Every year millions of Americans file their taxes with the knowledge that Uncle Sam is going to be sending them some money back. While many plan to pay down debt or put the money away for a rainy day, there are still plenty who will take their refunds and go shopping.
According to the National Retail Federation, 10.7 percent of those receiving a tax refund plan to spend it on a major purchase such as furniture or a new TV. One-quarter will use the money they get back to help them pay for everyday expenses.
The Internal Revenue service, via The Toledo Blade, has already sent out refunds in the neighborhood of $206 billion, with filers getting an average check of $2,800.
"You get 20 bucks, you're not thinking all the things you can buy with it," Gbenga Ajilore, an economics professor at the University of Toledo, told The Blade. "But you get a $2,000 check, that opens up the possibilities of things you could conceivably buy."
Retailers know that, while many Americans file much earlier than April 15 and an increasing number are submitting their taxes via electronic channels, today's date is symbolic in the American psyche.
A joint promotion between Amazon.com and TurboTax offers users of the tax software an additional 10 percent added to their refund if they take it in the form of a gift card from the e-tailer.
A USA Today piece pointed to a number of "freebie" promotions tied to the day, including a coupon offer from Office Depot to shred up to five pounds of documents between now and April 29. Hard Rock Café locations around the U.S. will give away free entrees to patrons who perform a complete song between 5 p.m. and 7 p.m. today.
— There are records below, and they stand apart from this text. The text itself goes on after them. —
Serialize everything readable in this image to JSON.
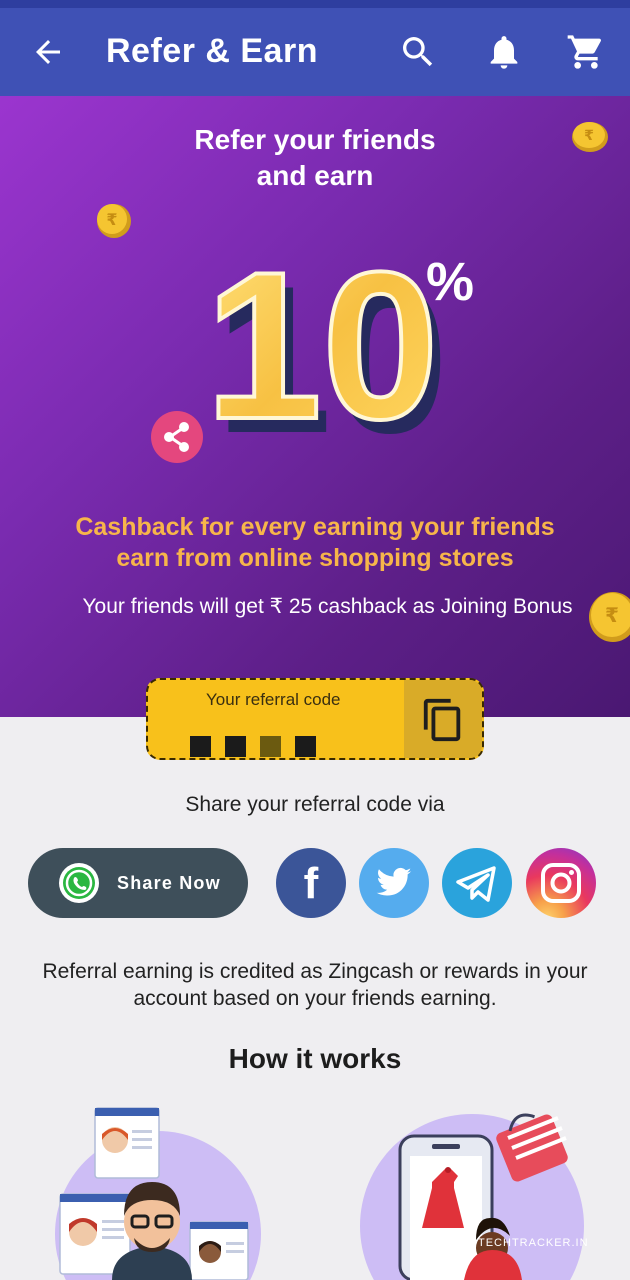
{
  "appbar": {
    "title": "Refer & Earn",
    "icons": [
      "back-arrow-icon",
      "search-icon",
      "bell-icon",
      "cart-icon"
    ]
  },
  "hero": {
    "headline_line1": "Refer your friends",
    "headline_line2": "and earn",
    "percent_value": "10",
    "percent_sign": "%",
    "cashback_line1": "Cashback for every earning your friends",
    "cashback_line2": "earn from online shopping stores",
    "bonus_text": "Your friends will get ₹ 25 cashback as Joining Bonus"
  },
  "referral": {
    "label": "Your referral code",
    "code": "■ ■ ■ ■"
  },
  "share": {
    "via_text": "Share your referral code via",
    "share_now_label": "Share Now",
    "channels": [
      "facebook",
      "twitter",
      "telegram",
      "instagram"
    ]
  },
  "info_text": "Referral earning is credited as Zingcash or rewards in your account based on your friends earning.",
  "how_it_works": {
    "title": "How it works"
  },
  "watermark": "TECHTRACKER.IN",
  "colors": {
    "appbar": "#3f51b5",
    "hero_start": "#9b35cf",
    "hero_end": "#4a1872",
    "accent_orange": "#f7b54a",
    "referral_yellow": "#f8c11b",
    "share_now_bg": "#3e4f5a"
  }
}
The chain expects to give away "thousands" of entrees costing up to $14.95 each.
Are tax refund dollars more or less important to retailers today than they have been in the past?